Last March, The Gulf Coast Diplomacy Council rolled Safak Pavey in a wheelchair into my office. The first disabled woman elected to the Turkish Parliament had recently been recognized by Secretary of State Hillary Rodham Clinton with nine other women as International Women of Courage.
Prior to winning her Parliament seat, Pavey had spent 15 years working for the United Nations High Commission on Refugees in the Middle East, South Asia and Africa. She returned to Turkey because she believed any democracy must have a strong opposition. Pavey wanted to speak out for women, children and persons with disabilities.
Her passion radiated from her and made a lasting impact. Our paper had recently published “Black & White” (Independent News, Feb. 23). Pavey and I talked about our broken window, how journalists were being jailed in her country, and civil rights. She had been outspoken on protecting minorities in Turkey.

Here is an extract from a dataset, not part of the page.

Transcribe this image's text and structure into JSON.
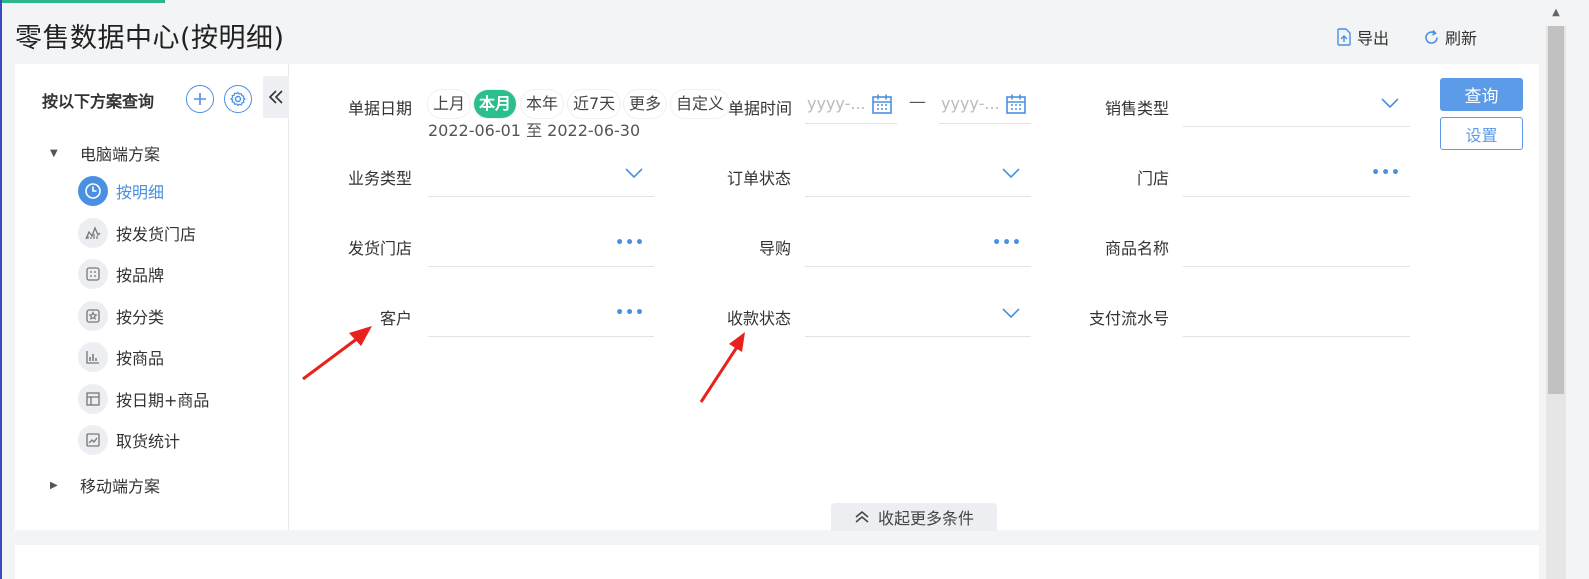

“The best way to move ahead in this global world is to keep the bar high when it comes to human rights,” Pavey said. “There must be a shift in the mind set.”
Those words stuck with me. A few months later I met a rape victim and her parents. In a house less than five minutes from Pensacola City Hall, this young woman, the girlfriend of a serviceman stationed here, was brutally beaten and raped. I sat with her and her parents, who had flown here to take her home. Her face was swollen. She could barely speak because of the damage to her jaw. We cried together for about 30 minutes.
The City of Pensacola was in the middle of a crime wave, and all we were getting from the mayor and city council were “ponies & balloons” photo ops and five-hour meetings of melodrama about nothing. The police union’s big deal was a lack of confidence vote on the chief of staff.
I lost it. No father of three daughters could do otherwise. Naively I had hoped city leaders would put differences aside and push for a comprehensive plan. Instead I got a half-hearted letter from a councilman asking for a report from the police chief, and a budget amendment to move money from the mayor’s budget to police training, which was to punish his chief of staff not to fight crime.
Not one city official asked me if they could talk to the victim and offer words of assurance and comfort.
Pavey and this young woman stay with me—inspirations and reminders. Good politicians are the ones who have a passion to help the most vulnerable in our society, like Pavey. And behind every crime statistic is a real person, not a number or political weapon.
I have to become better when it comes to speaking out for those hurting and at holding the politicians accountable. And maybe, just maybe, I will keep my temper in check.